#### Web page and app entries:
-- Opening Marker --

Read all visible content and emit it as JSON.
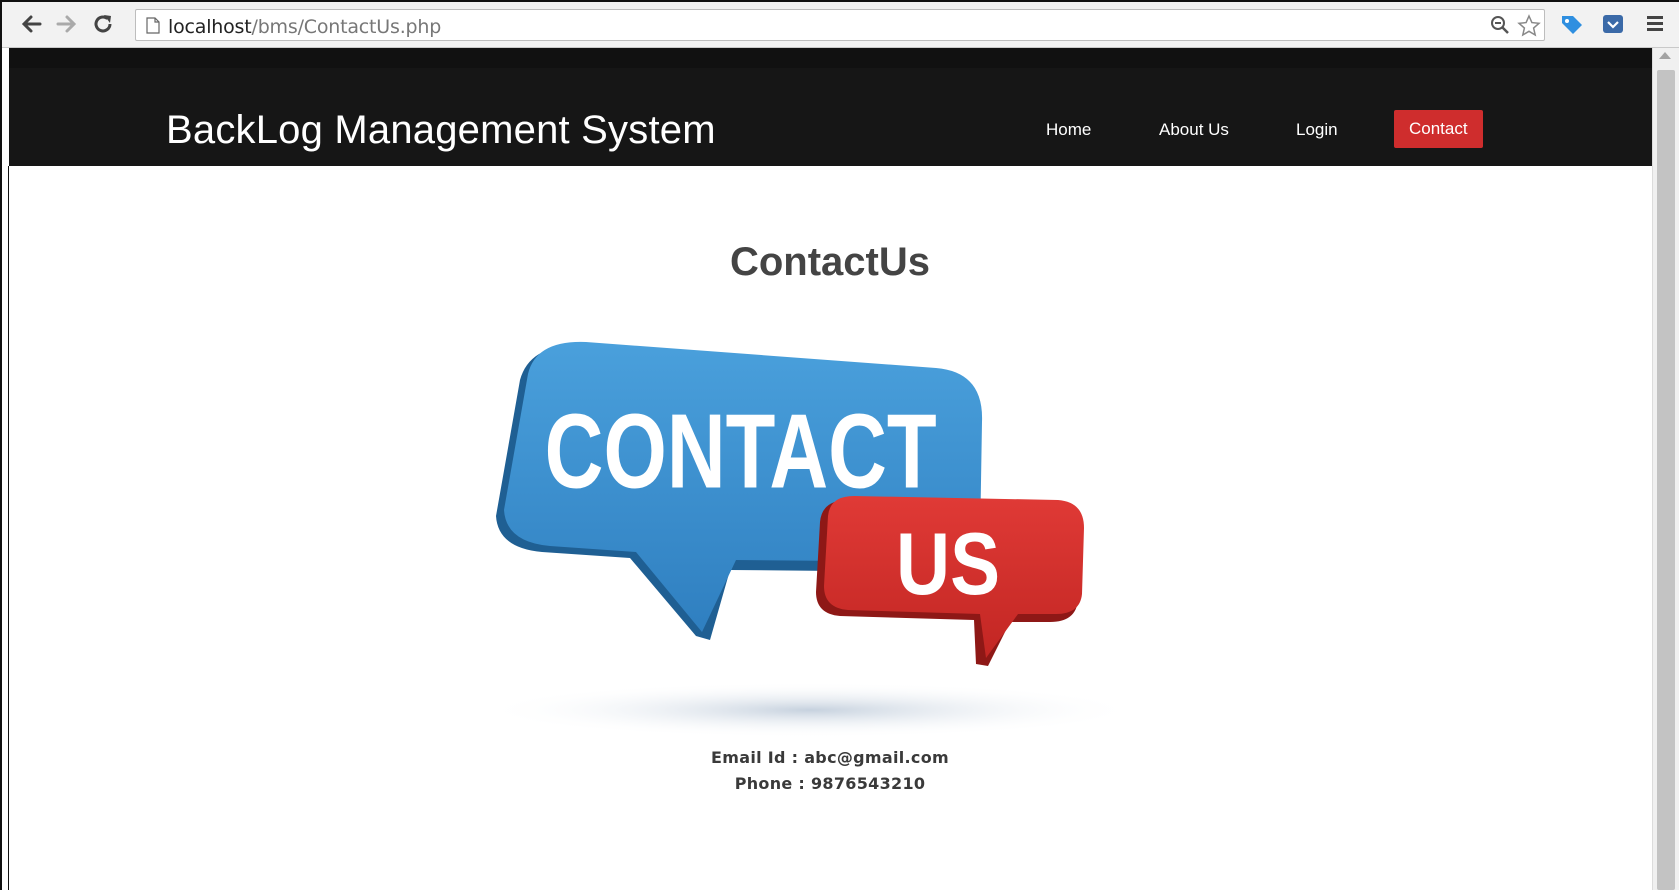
{
  "browser": {
    "url_host": "localhost",
    "url_path": "/bms/ContactUs.php"
  },
  "header": {
    "brand": "BackLog Management System",
    "nav": [
      {
        "label": "Home",
        "active": false
      },
      {
        "label": "About Us",
        "active": false
      },
      {
        "label": "Login",
        "active": false
      },
      {
        "label": "Contact",
        "active": true
      }
    ],
    "accent_color": "#cf2d2d"
  },
  "main": {
    "title": "ContactUs",
    "illustration": {
      "big_bubble_text": "CONTACT",
      "small_bubble_text": "US",
      "big_bubble_color": "#3d8fcf",
      "small_bubble_color": "#d9302e"
    },
    "email_line": "Email Id : abc@gmail.com",
    "phone_line": "Phone : 9876543210"
  },
  "icons": [
    "back-arrow-icon",
    "forward-arrow-icon",
    "reload-icon",
    "page-icon",
    "zoom-icon",
    "star-icon",
    "extension-tag-icon",
    "pocket-icon",
    "menu-icon"
  ]
}
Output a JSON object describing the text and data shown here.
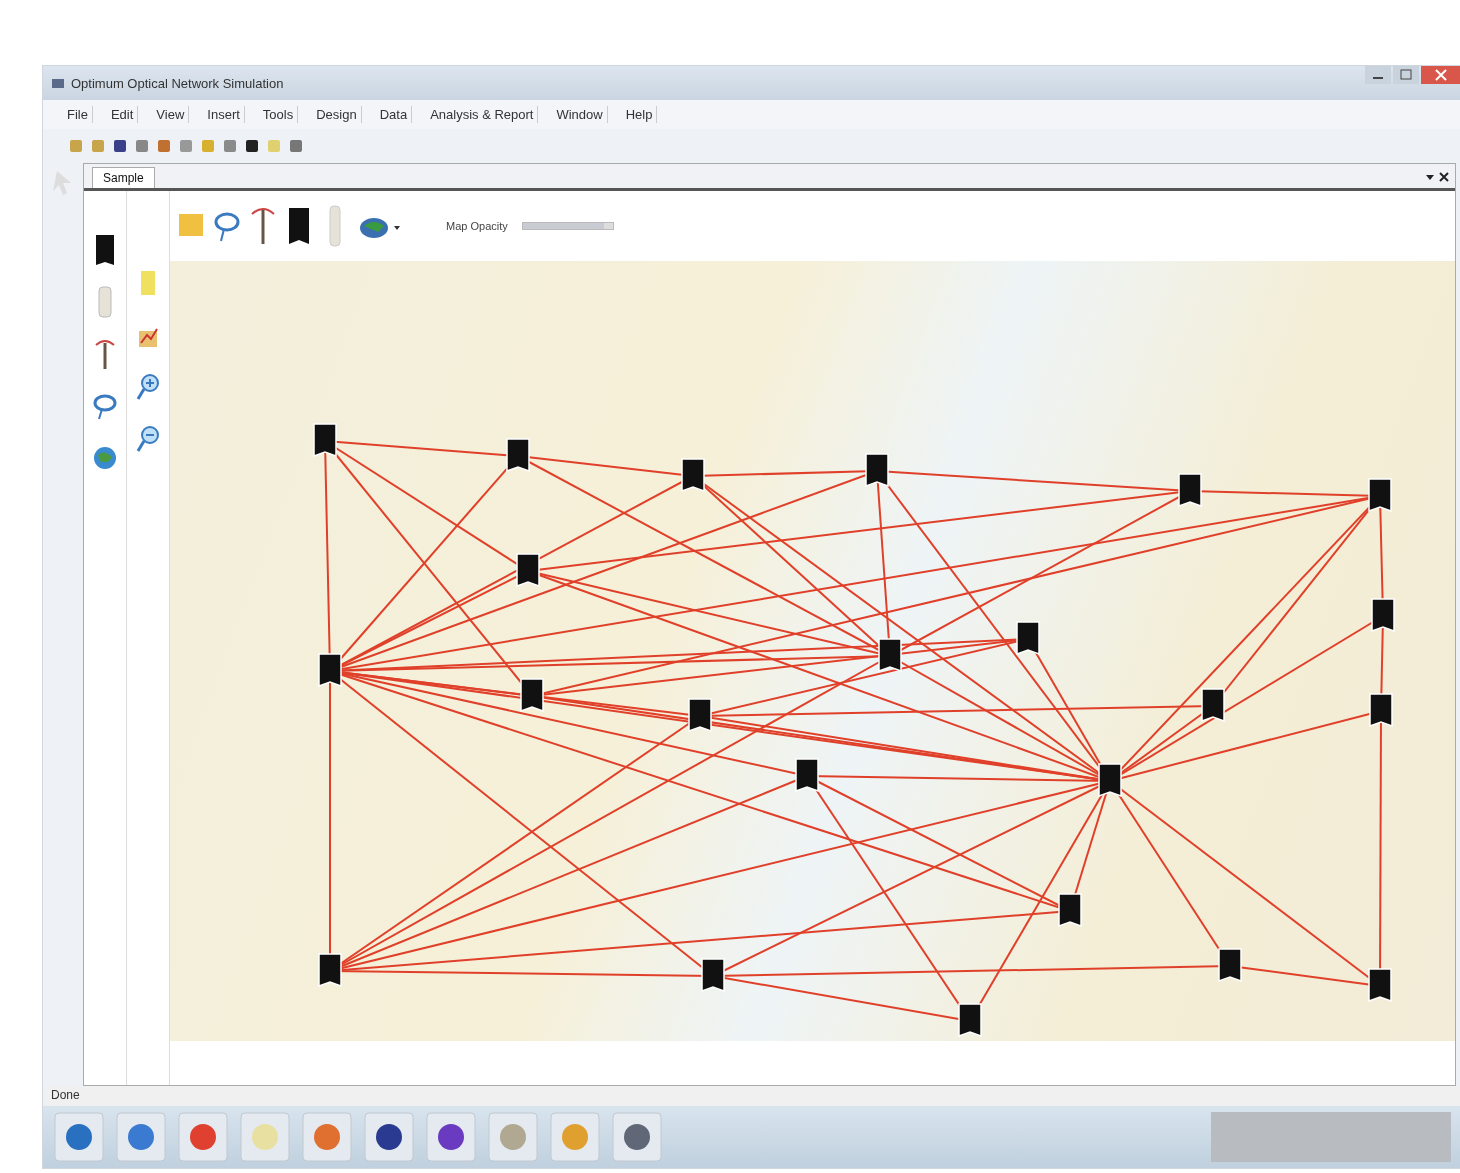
{
  "window": {
    "title": "Optimum Optical Network Simulation"
  },
  "menu": [
    "File",
    "Edit",
    "View",
    "Insert",
    "Tools",
    "Design",
    "Data",
    "Analysis & Report",
    "Window",
    "Help"
  ],
  "tabs": [
    {
      "label": "Sample",
      "selected": true
    }
  ],
  "map_opacity": {
    "label": "Map Opacity",
    "level": 0.9
  },
  "status_bar": {
    "text": "Done"
  }
}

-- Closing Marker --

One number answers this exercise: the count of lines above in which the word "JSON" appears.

2